The same story, but crafted with Bored Panda love.

Surviving the emotional rollercoaster

In the last 5–6 years, we’ve seen a lot of competitors come and go. Many exhibited massive growth for a very short period of time and then fell off a cliff. We believe our whole industry has this tendency to over-optimize for short-term results.

In 2009, our main driver of traffic was StumbleUpon (remember StumbleUpon?), one of the early social content discovery websites. The first months of Bored Panda were looking really promising — my strategy was working and everything was growing fast.

But then StumbleUpon simply cut all their traffic to us and asked me to buy their ads…!

Little did I know at the time that this was their business model. It was an early and incredibly important lesson: the only way to survive in this industry is to build long term value through loyal followers. I started to grow the number of Facebook followers and newsletter subscribers. It took more time to reach exponential growth again, but this time it was sustainable growth.
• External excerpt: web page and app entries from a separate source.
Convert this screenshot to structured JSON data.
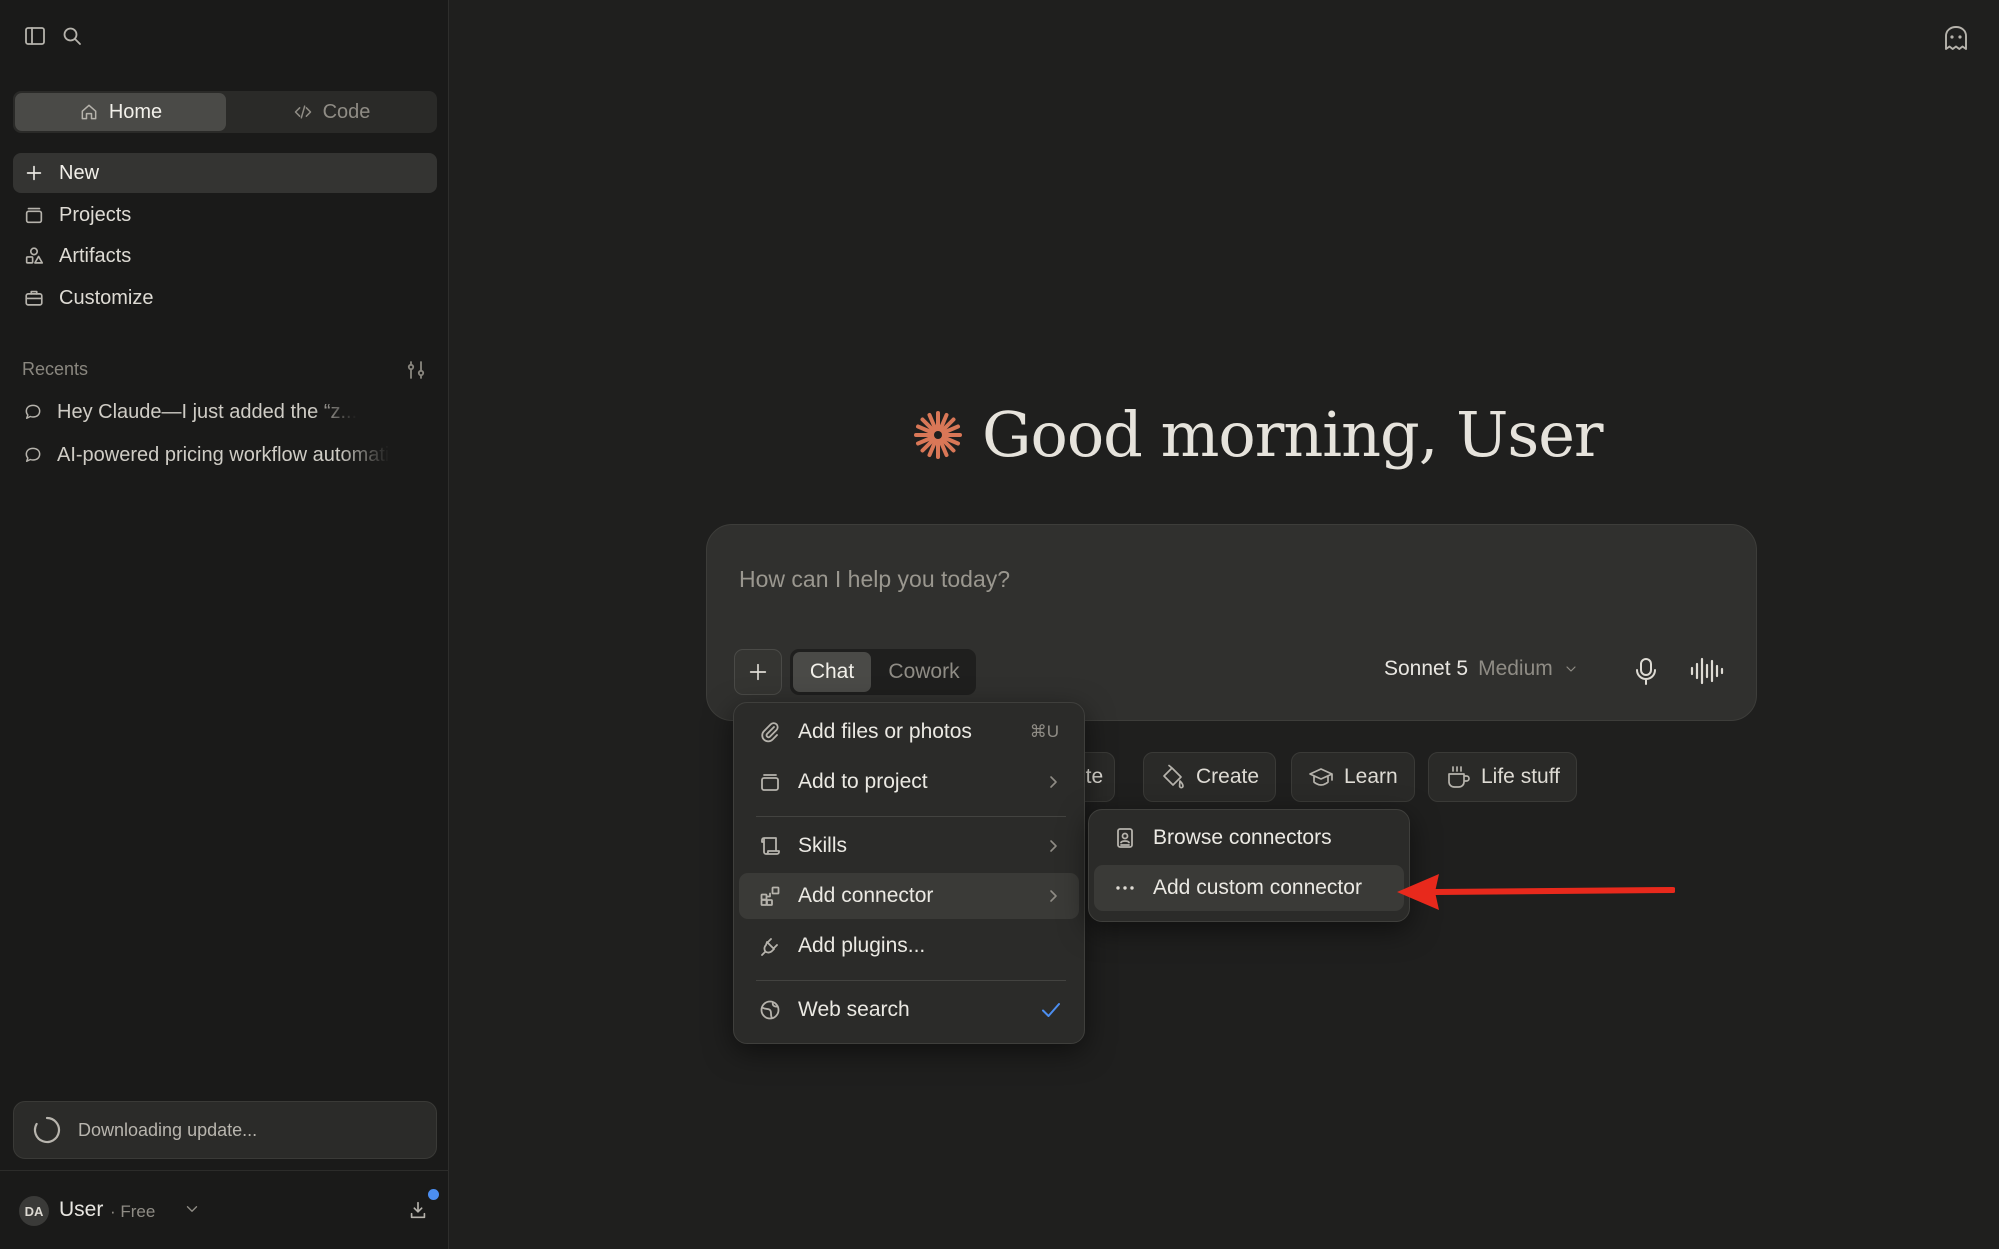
{
  "sidebar": {
    "mode_tabs": [
      {
        "label": "Home",
        "icon": "home-icon",
        "active": true
      },
      {
        "label": "Code",
        "icon": "code-icon",
        "active": false
      }
    ],
    "nav": [
      {
        "label": "New",
        "icon": "plus-icon"
      },
      {
        "label": "Projects",
        "icon": "folder-icon"
      },
      {
        "label": "Artifacts",
        "icon": "artifacts-icon"
      },
      {
        "label": "Customize",
        "icon": "briefcase-icon"
      }
    ],
    "recents_label": "Recents",
    "recents": [
      {
        "label": "Hey Claude—I just added the “z..."
      },
      {
        "label": "AI-powered pricing workflow automati"
      }
    ],
    "update_status": "Downloading update...",
    "user": {
      "initials": "DA",
      "name": "User",
      "plan": "· Free"
    }
  },
  "main": {
    "greeting": "Good morning, User",
    "composer": {
      "placeholder": "How can I help you today?",
      "mode_chat": "Chat",
      "mode_cowork": "Cowork",
      "model_name": "Sonnet 5",
      "model_effort": "Medium"
    },
    "chips": [
      {
        "label": "ite"
      },
      {
        "label": "Create"
      },
      {
        "label": "Learn"
      },
      {
        "label": "Life stuff"
      }
    ],
    "plus_menu": [
      {
        "label": "Add files or photos",
        "shortcut": "⌘U"
      },
      {
        "label": "Add to project"
      },
      {
        "label": "Skills"
      },
      {
        "label": "Add connector"
      },
      {
        "label": "Add plugins..."
      },
      {
        "label": "Web search",
        "checked": true
      }
    ],
    "connector_submenu": [
      {
        "label": "Browse connectors"
      },
      {
        "label": "Add custom connector"
      }
    ]
  },
  "colors": {
    "background": "#1f1f1e",
    "sidebar": "#1a1a19",
    "accent_spark": "#d97757",
    "annotation_arrow": "#e8291c",
    "check": "#4c8ef0"
  }
}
Don’t chase short-term success

In 2014 and 2015 we were already growing fast, I was hiring new people and had started to turn Bored Panda into a “real” company. However, there were new sites popping up on Facebook every day that were growing much faster than us. You may have heard of Viralnova, Upworthy or Distractify. All of them were exploiting Facebook’s algorithm and misleading users with clickbait titles like “What Happens Next Will Surprise You!”. It was very tempting to do the same, but we decided to stick with our focus on high quality posts and a focus on building a loyal follower base. And eventually Facebook changed their algorithm… and all those sites took a serious hit. Interestingly, we grew substantially because Facebook directed their traffic at better sites like Bored Panda.

Investing in outstanding people

“Invest in people” may sound a little trite — kind of what a random mentor would say at some startup gathering. But there’s a lot of truth here. Bored Panda is still based in Lithuania, but we are hiring the best and the brightest both here and abroad, especially in the UK. It’s this team that has helped Bored Panda maintain very high growth rates in the last three years. We invest in our people and try our hardest to make them happy. And we are constantly looking for great editors, copywriters, image editors and developers.

Make decisions based on metrics

In some situations, entrepreneurs need to trust their gut. However, we try to maximize the number of decisions based on metrics rather than emotions. We have been investing in great developers and data analysts to create unique technical tools, helping us find the next big story, measure its potential for our audience, or simply to save time in daily operations. I have incorporated these tools deeply into our daily editorial processes and they are a big reason for our growth.

Community — a source of long-term value

The Internet is huge, but the longer you work in this industry, the more you realize that there are not so many original ideas around. A lot of publishers simply copy each other, not putting too much effort into discovery.

Therefore, we have invested a lot of time into building a platform on which artists submit their own stories and (with the help of our editorial staff) spread them across social networks. This way they get exposure for their work and we get the best original content online. These are simple tools like our “Submit Post” form or our community-curated Open Image Galleries. At the moment, we have over 600,000 registered members which have led to over 7,000 community-generated viral stories. We’re proud that Bored Panda has changed the professional lives of many of these artists.

We love making our Pandas more successful.

These are just some of the most valuable high-level tips on the journey of building Europe’s leading social content business, Bored Panda. We are still growing fast and won’t stop learning for a while — but some fundamental things don’t change. I would recommend starting with simple things you love, figuring out what your values are, and then building a long-term strategy based on that. It takes more time, but it’s much more sustainable and leads to a better, happier business.

Thanks for reading. If you’re interested in joining our team or working with us, you can reach me at